In six parts, on the universe, Earth, life, civilization, knowledge and inventions, this book is a compilation of modern origin stories, giving science’s answers and explanations to questions such as "What is matter made of?" "How did eyes evolve?" and "Why do we need so much stuff?" The book is an engaging introduction to a vast range of topics – from the QWERTY keyboard to black holes – introduced by Stephen Hawking and his big question: ‘Existence: Where did we come from?’
The Weather Experiment
The Pioneers Who Sought to See the Future
Modern weather forecasts owe their existence to the eclectic group of 19th-century mavericks who created meteorological science; they included such figures as Sir Francis Beaufort, who quantified winds, the pharmacist Luke Howard, who classified clouds, and Admiral Robert FitzRoy, who issued Britain’s first storm warning in 1861. This book describes how they developed their radical theories, devised new instruments and attempted to convince governments of the moral duty to give the public advance warning of storms.
The Mice Who Sing For Sex
And Other Weird Tales From the World of Science
This humorous scientific miscellany is curated by the presenters of the podcast Geek Chic’s Weird Science and imparts the rationale behind all manner of inventions and phenomena, including solar-powered flight, self-lacing shoes, super-memory and addiction to healthy food (which can replace an addiction to fat and sugar). With frequent ‘chic fact’ boxes and cartoons, it also delves into outer space, wildlife and sex: are sound waves the new Viagra?
Dataclysm: Who We Are*
*When We Think No One's Looking

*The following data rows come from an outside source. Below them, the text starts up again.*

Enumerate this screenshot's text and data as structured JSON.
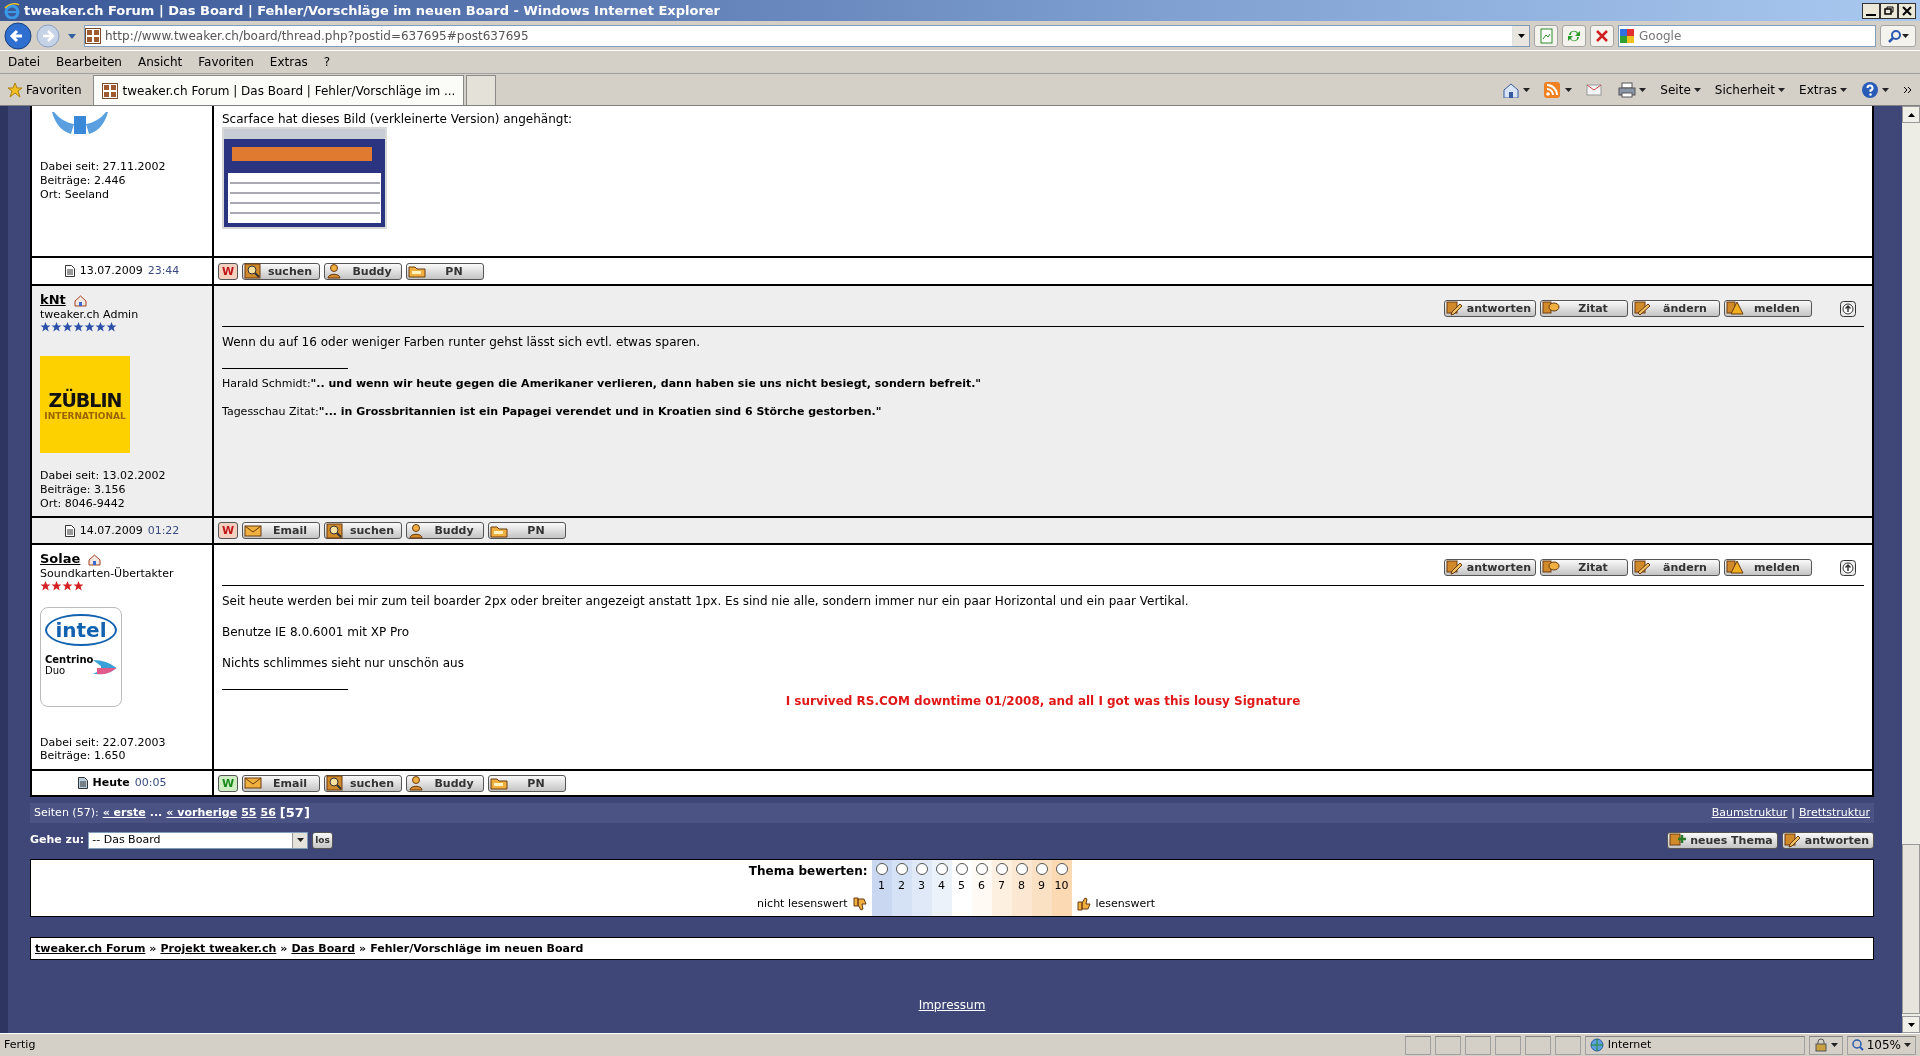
{
  "window": {
    "title": "tweaker.ch Forum | Das Board | Fehler/Vorschläge im neuen Board - Windows Internet Explorer"
  },
  "address_bar": {
    "url": "http://www.tweaker.ch/board/thread.php?postid=637695#post637695"
  },
  "search": {
    "placeholder": "Google"
  },
  "menu": [
    "Datei",
    "Bearbeiten",
    "Ansicht",
    "Favoriten",
    "Extras",
    "?"
  ],
  "favorites_bar": {
    "label": "Favoriten",
    "tabs": [
      {
        "label": "tweaker.ch Forum | Das Board | Fehler/Vorschläge im ...",
        "selected": true
      }
    ],
    "commands": [
      "Seite",
      "Sicherheit",
      "Extras"
    ]
  },
  "posts": [
    {
      "avatar": {
        "kind": "globe"
      },
      "stats": [
        "Dabei seit: 27.11.2002",
        "Beiträge: 2.446",
        "Ort: Seeland"
      ],
      "blocks": [
        {
          "kind": "attachment_caption",
          "text": "Scarface hat dieses Bild (verkleinerte Version) angehängt:"
        },
        {
          "kind": "image"
        }
      ],
      "footer": {
        "date": "13.07.2009",
        "time": "23:44",
        "today": false,
        "online": false,
        "buttons": [
          {
            "kind": "www",
            "label": "W"
          },
          {
            "kind": "search",
            "label": "suchen"
          },
          {
            "kind": "buddy",
            "label": "Buddy"
          },
          {
            "kind": "pm",
            "label": "PN"
          }
        ]
      }
    },
    {
      "username": "kNt",
      "rank": "tweaker.ch Admin",
      "stars": 7,
      "color": "#2b4fa8",
      "avatar": {
        "kind": "yellow_logo",
        "lines": [
          "ZÜBLIN",
          "INTERNATIONAL"
        ]
      },
      "stats": [
        "Dabei seit: 13.02.2002",
        "Beiträge: 3.156",
        "Ort: 8046-9442"
      ],
      "actions": [
        {
          "kind": "reply",
          "label": "antworten"
        },
        {
          "kind": "quote",
          "label": "Zitat"
        },
        {
          "kind": "edit",
          "label": "ändern"
        },
        {
          "kind": "report",
          "label": "melden"
        }
      ],
      "blocks": [
        {
          "kind": "paragraph",
          "text": "Wenn du auf 16 oder weniger Farben runter gehst lässt sich evtl. etwas sparen."
        },
        {
          "kind": "signature_rule"
        },
        {
          "kind": "signature_line",
          "text": "Harald Schmidt:**\".. und wenn wir heute gegen die Amerikaner verlieren, dann haben sie uns nicht besiegt, sondern befreit.\"**"
        },
        {
          "kind": "signature_line",
          "text": "Tagesschau Zitat:**\"... in Grossbritannien ist ein Papagei verendet und in Kroatien sind 6 Störche gestorben.\"**"
        }
      ],
      "footer": {
        "date": "14.07.2009",
        "time": "01:22",
        "today": false,
        "online": false,
        "buttons": [
          {
            "kind": "www",
            "label": "W"
          },
          {
            "kind": "email",
            "label": "Email"
          },
          {
            "kind": "search",
            "label": "suchen"
          },
          {
            "kind": "buddy",
            "label": "Buddy"
          },
          {
            "kind": "pm",
            "label": "PN"
          }
        ]
      }
    },
    {
      "username": "Solae",
      "rank": "Soundkarten-Übertakter",
      "stars": 4,
      "color": "#d42020",
      "avatar": {
        "kind": "chip_logo",
        "lines": [
          "intel",
          "Centrino",
          "Duo"
        ]
      },
      "stats": [
        "Dabei seit: 22.07.2003",
        "Beiträge: 1.650"
      ],
      "actions": [
        {
          "kind": "reply",
          "label": "antworten"
        },
        {
          "kind": "quote",
          "label": "Zitat"
        },
        {
          "kind": "edit",
          "label": "ändern"
        },
        {
          "kind": "report",
          "label": "melden"
        }
      ],
      "blocks": [
        {
          "kind": "paragraph",
          "text": "Seit heute werden bei mir zum teil boarder 2px oder breiter angezeigt anstatt 1px. Es sind nie alle, sondern immer nur ein paar Horizontal und ein paar Vertikal."
        },
        {
          "kind": "paragraph",
          "text": "Benutze IE 8.0.6001 mit XP Pro"
        },
        {
          "kind": "paragraph",
          "text": "Nichts schlimmes sieht nur unschön aus"
        },
        {
          "kind": "signature_rule"
        },
        {
          "kind": "signature_banner",
          "text": "I survived RS.COM downtime 01/2008, and all I got was this lousy Signature"
        }
      ],
      "footer": {
        "date": "Heute",
        "time": "00:05",
        "today": true,
        "online": true,
        "buttons": [
          {
            "kind": "www",
            "label": "W"
          },
          {
            "kind": "email",
            "label": "Email"
          },
          {
            "kind": "search",
            "label": "suchen"
          },
          {
            "kind": "buddy",
            "label": "Buddy"
          },
          {
            "kind": "pm",
            "label": "PN"
          }
        ]
      }
    }
  ],
  "pagination": {
    "label": "Seiten (57):",
    "items": [
      {
        "kind": "link",
        "label": "« erste"
      },
      {
        "kind": "text",
        "label": "..."
      },
      {
        "kind": "link",
        "label": "« vorherige"
      },
      {
        "kind": "link",
        "label": "55"
      },
      {
        "kind": "link",
        "label": "56"
      },
      {
        "kind": "current",
        "label": "[57]"
      }
    ],
    "views": [
      {
        "kind": "link",
        "label": "Baumstruktur"
      },
      {
        "kind": "separator",
        "label": "|"
      },
      {
        "kind": "link",
        "label": "Brettstruktur"
      }
    ]
  },
  "goto": {
    "label": "Gehe zu:",
    "value": "-- Das Board",
    "button": "los"
  },
  "thread_buttons": [
    {
      "kind": "new_thread",
      "label": "neues Thema"
    },
    {
      "kind": "reply",
      "label": "antworten"
    }
  ],
  "rating": {
    "title": "Thema bewerten:",
    "low_label": "nicht lesenswert",
    "high_label": "lesenswert",
    "options": [
      {
        "label": "1",
        "selected": false,
        "color": "#c9d8f0"
      },
      {
        "label": "2",
        "selected": false,
        "color": "#d5e1f4"
      },
      {
        "label": "3",
        "selected": false,
        "color": "#e0e9f7"
      },
      {
        "label": "4",
        "selected": false,
        "color": "#ecf2fa"
      },
      {
        "label": "5",
        "selected": false,
        "color": "#ffffff"
      },
      {
        "label": "6",
        "selected": false,
        "color": "#fffaf4"
      },
      {
        "label": "7",
        "selected": false,
        "color": "#fdf0e0"
      },
      {
        "label": "8",
        "selected": false,
        "color": "#fce8d2"
      },
      {
        "label": "9",
        "selected": false,
        "color": "#fbe1c4"
      },
      {
        "label": "10",
        "selected": false,
        "color": "#fad9b3"
      }
    ]
  },
  "breadcrumb": [
    {
      "kind": "link",
      "label": "tweaker.ch Forum"
    },
    {
      "kind": "separator",
      "label": "»"
    },
    {
      "kind": "link",
      "label": "Projekt tweaker.ch"
    },
    {
      "kind": "separator",
      "label": "»"
    },
    {
      "kind": "link",
      "label": "Das Board"
    },
    {
      "kind": "separator",
      "label": "»"
    },
    {
      "kind": "current",
      "label": "Fehler/Vorschläge im neuen Board"
    }
  ],
  "footer_link": "Impressum",
  "status_bar": {
    "text": "Fertig",
    "zone": "Internet",
    "zoom": "105%"
  }
}
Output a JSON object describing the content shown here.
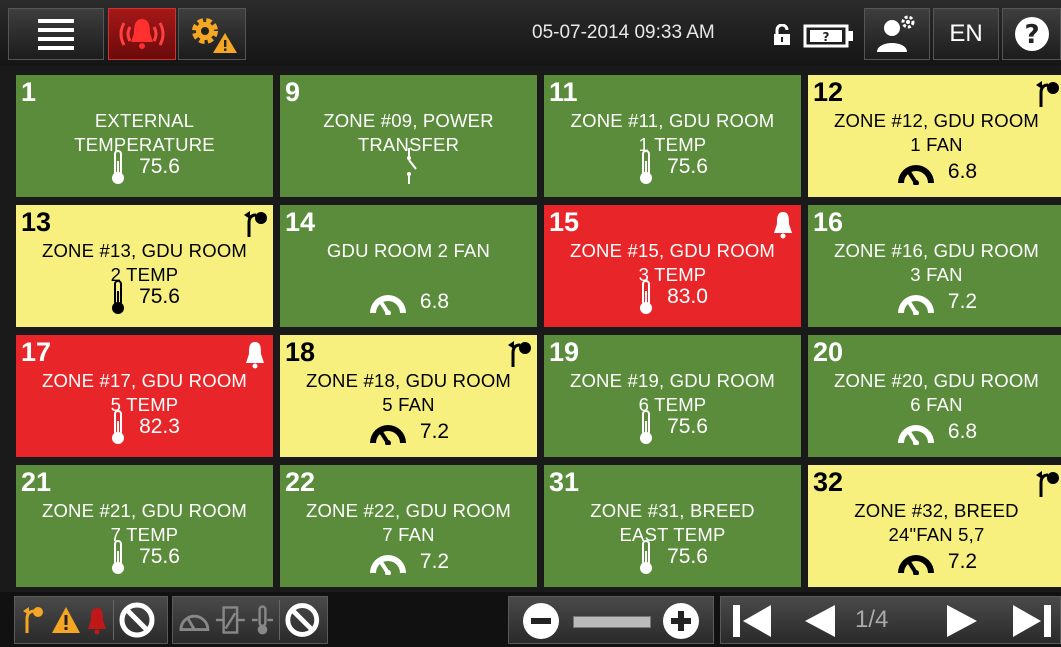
{
  "topbar": {
    "datetime": "05-07-2014 09:33 AM",
    "language": "EN",
    "icons": [
      "menu-icon",
      "alarm-bell-icon",
      "settings-warning-icon",
      "unlock-icon",
      "battery-icon",
      "user-settings-icon",
      "help-icon"
    ]
  },
  "tiles": [
    {
      "num": "1",
      "line1": "EXTERNAL",
      "line2": "TEMPERATURE",
      "value": "75.6",
      "sensor": "thermometer",
      "status": "ok",
      "corner": ""
    },
    {
      "num": "9",
      "line1": "ZONE #09, POWER",
      "line2": "TRANSFER",
      "value": "",
      "sensor": "switch",
      "status": "ok",
      "corner": ""
    },
    {
      "num": "11",
      "line1": "ZONE #11, GDU ROOM",
      "line2": "1 TEMP",
      "value": "75.6",
      "sensor": "thermometer",
      "status": "ok",
      "corner": ""
    },
    {
      "num": "12",
      "line1": "ZONE #12, GDU ROOM",
      "line2": "1 FAN",
      "value": "6.8",
      "sensor": "gauge",
      "status": "warn",
      "corner": "bypass"
    },
    {
      "num": "13",
      "line1": "ZONE #13, GDU ROOM",
      "line2": "2 TEMP",
      "value": "75.6",
      "sensor": "thermometer",
      "status": "warn",
      "corner": "bypass"
    },
    {
      "num": "14",
      "line1": "GDU ROOM 2 FAN",
      "line2": "",
      "value": "6.8",
      "sensor": "gauge",
      "status": "ok",
      "corner": ""
    },
    {
      "num": "15",
      "line1": "ZONE #15, GDU ROOM",
      "line2": "3 TEMP",
      "value": "83.0",
      "sensor": "thermometer",
      "status": "alarm",
      "corner": "bell"
    },
    {
      "num": "16",
      "line1": "ZONE #16, GDU ROOM",
      "line2": "3 FAN",
      "value": "7.2",
      "sensor": "gauge",
      "status": "ok",
      "corner": ""
    },
    {
      "num": "17",
      "line1": "ZONE #17, GDU ROOM",
      "line2": "5 TEMP",
      "value": "82.3",
      "sensor": "thermometer",
      "status": "alarm",
      "corner": "bell"
    },
    {
      "num": "18",
      "line1": "ZONE #18, GDU ROOM",
      "line2": "5 FAN",
      "value": "7.2",
      "sensor": "gauge",
      "status": "warn",
      "corner": "bypass"
    },
    {
      "num": "19",
      "line1": "ZONE #19, GDU ROOM",
      "line2": "6 TEMP",
      "value": "75.6",
      "sensor": "thermometer",
      "status": "ok",
      "corner": ""
    },
    {
      "num": "20",
      "line1": "ZONE #20, GDU ROOM",
      "line2": "6 FAN",
      "value": "6.8",
      "sensor": "gauge",
      "status": "ok",
      "corner": ""
    },
    {
      "num": "21",
      "line1": "ZONE #21, GDU ROOM",
      "line2": "7 TEMP",
      "value": "75.6",
      "sensor": "thermometer",
      "status": "ok",
      "corner": ""
    },
    {
      "num": "22",
      "line1": "ZONE #22, GDU ROOM",
      "line2": "7 FAN",
      "value": "7.2",
      "sensor": "gauge",
      "status": "ok",
      "corner": ""
    },
    {
      "num": "31",
      "line1": "ZONE #31, BREED",
      "line2": "EAST TEMP",
      "value": "75.6",
      "sensor": "thermometer",
      "status": "ok",
      "corner": ""
    },
    {
      "num": "32",
      "line1": "ZONE #32, BREED",
      "line2": "24\"FAN 5,7",
      "value": "7.2",
      "sensor": "gauge",
      "status": "warn",
      "corner": "bypass"
    }
  ],
  "bottombar": {
    "page_indicator": "1/4",
    "icons": [
      "bypass-filter-icon",
      "warning-filter-icon",
      "alarm-filter-icon",
      "block-icon",
      "gauge-filter-icon",
      "switch-filter-icon",
      "thermo-filter-icon",
      "block-icon",
      "zoom-out-icon",
      "zoom-slider",
      "zoom-in-icon",
      "first-page-icon",
      "prev-page-icon",
      "next-page-icon",
      "last-page-icon"
    ]
  },
  "colors": {
    "ok": "#5a8c3c",
    "warn": "#f7f07f",
    "alarm": "#e8262a",
    "accent_orange": "#f5a623"
  }
}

OkCupid founder Christian Rudder mines the big data of social media to reveal how age, beauty, gender, race and numerous other ‘tick-box’ signifiers influence our decision-making during the myriad of interactions that shape our lives online and beyond.
It All Adds Up
The Story of People and Mathematics
Just as non-musicians can love music, believes Launay, anyone can understand and marvel at the numbers and geometry that surround us every day. So in this book he guides the reader on a journey through the history of mathematics, revealing how curiosity and serendipity have led to new discoveries, from ancient Mesopotamian frieze designs and the earliest written number symbols to the Mandelbrot set, which can be drawn only with the help of computers.
The Tangled Tree
A Radical New History of Life
Recent research has fundamentally challenged the view that genes are passed down vertically, from generation to generation, evolving slowly over time. This account describes the lives and discoveries of scientists including Carl Woese, Lynn Margulis and Tsutomu Watanabe, who have demonstrated that genes can move horizontally across species by viral infection, with significant implications for genetics, public health and our understanding of how the human race has evolved.
Maths on the Go!
101 Fun Ways to Play with Maths
Dividing five biscuits between three of you, counting the wheels on lorries, multiplying on your fingers... Written for parents, this collection of simple games and activities introduces mathematical topics such as subtraction, fractions and multiplication – without mentioning the M word. Age 9+
How the World Became Obsessed with Time
‘Technology is making everything faster, and because we know that things will become faster in the future, it follows that nothing is fast enough now.’ Surveying how, over the last 250 years, time has come to dominate our lives, Simon Garfield considers its practical applications rather than theoretical physics: the subjects of his ‘illuminating stories’ include – definitely not in chronological order – football, Beethoven’s Ninth, railway timetables, Roger Bannister, Swiss watchmakers, The Clock (Christian Marclay’s film) and the British Museum.
The Beginning and the End of Everything
From the Big Bang to the End of the Universe
In this overview of our current knowledge about the universe a theoretical cosmologist discusses questions that have puzzled thinkers throughout history and the ways in which modern scientists have tried to answer them. He explains how astronomical observations and remarkable deductions have allowed us not only to look back 13.8 billion years to the origins of the universe but also to develop competing theories about its ultimate fate, either in a calamitous ‘Big Crunch’ or a gentler ‘Heat Death’.